■ Task prompt: What is needed is a single figure: how many lines of the records below contain the word "icon".

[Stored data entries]
*-*-*

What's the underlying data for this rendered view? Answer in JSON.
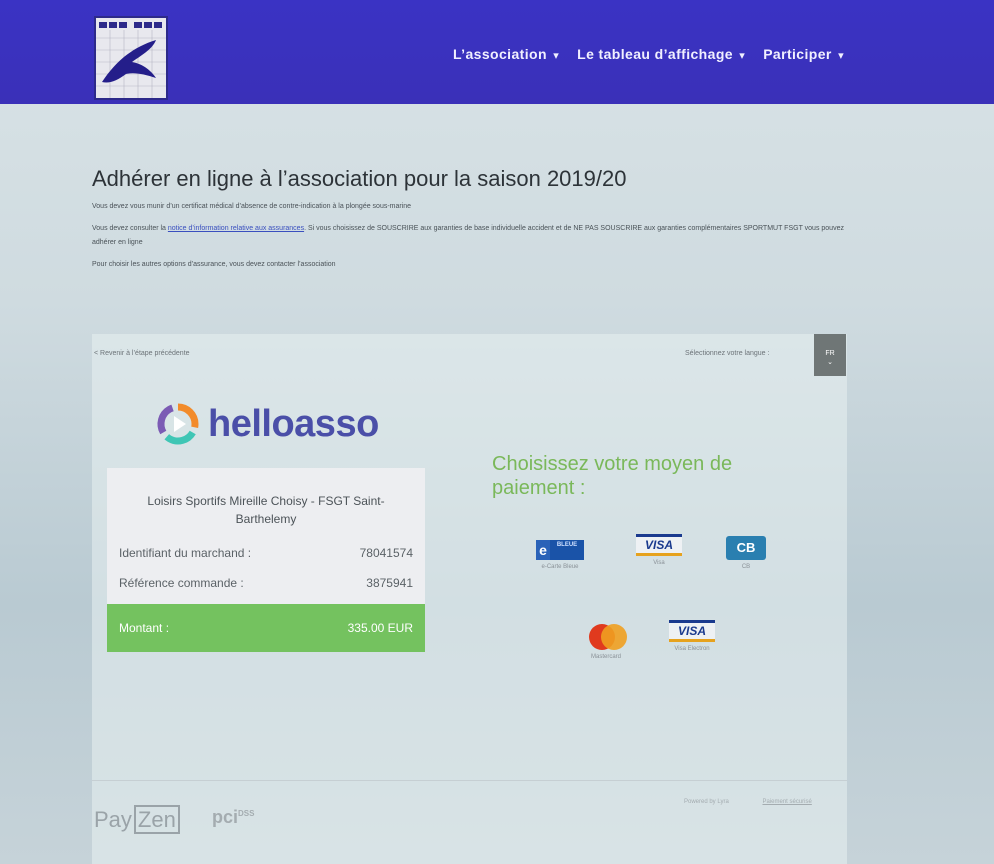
{
  "nav": {
    "items": [
      {
        "label": "L’association"
      },
      {
        "label": "Le tableau d’affichage"
      },
      {
        "label": "Participer"
      }
    ],
    "caret": "▾"
  },
  "page": {
    "title": "Adhérer en ligne à l’association pour la saison 2019/20",
    "info_1": "Vous devez vous munir d’un certificat médical d’absence de contre-indication à la plongée sous-marine",
    "info_2_prefix": "Vous devez consulter la ",
    "info_2_link": "notice d’information relative aux assurances",
    "info_2_suffix": ". Si vous choisissez de SOUSCRIRE aux garanties de base individuelle accident et de NE PAS SOUSCRIRE aux garanties complémentaires SPORTMUT FSGT vous pouvez adhérer en ligne",
    "info_3": "Pour choisir les autres options d’assurance, vous devez contacter l’association"
  },
  "payment": {
    "back_link": "< Revenir à l’étape précédente",
    "lang_label": "Sélectionnez votre langue :",
    "lang_value": "FR",
    "lang_caret": "⌄",
    "brand": "helloasso",
    "org_name": "Loisirs Sportifs Mireille Choisy - FSGT Saint-Barthelemy",
    "merchant_label": "Identifiant du marchand :",
    "merchant_value": "78041574",
    "order_label": "Référence commande :",
    "order_value": "3875941",
    "amount_label": "Montant :",
    "amount_value": "335.00 EUR",
    "choose_title": "Choisissez votre moyen de paiement :",
    "methods": [
      {
        "label": "e-Carte Bleue",
        "icon": "e-carte-bleue-icon"
      },
      {
        "label": "Visa",
        "icon": "visa-icon"
      },
      {
        "label": "CB",
        "icon": "cb-icon"
      },
      {
        "label": "Mastercard",
        "icon": "mastercard-icon"
      },
      {
        "label": "Visa Electron",
        "icon": "visa-electron-icon"
      }
    ],
    "cb_e": "e",
    "cb_bleue": "BLEUE",
    "visa_text": "VISA",
    "cb_text": "CB"
  },
  "footer": {
    "payzen_pay": "Pay",
    "payzen_zen": "Zen",
    "pci": "pci",
    "pci_sub": "DSS",
    "powered": "Powered by Lyra",
    "legal_link": "Paiement sécurisé"
  },
  "colors": {
    "navbar": "#3a33c4",
    "accent_green": "#74c25f",
    "brand_purple": "#4a4fa8"
  }
}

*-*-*

■ Response to the exercise: 5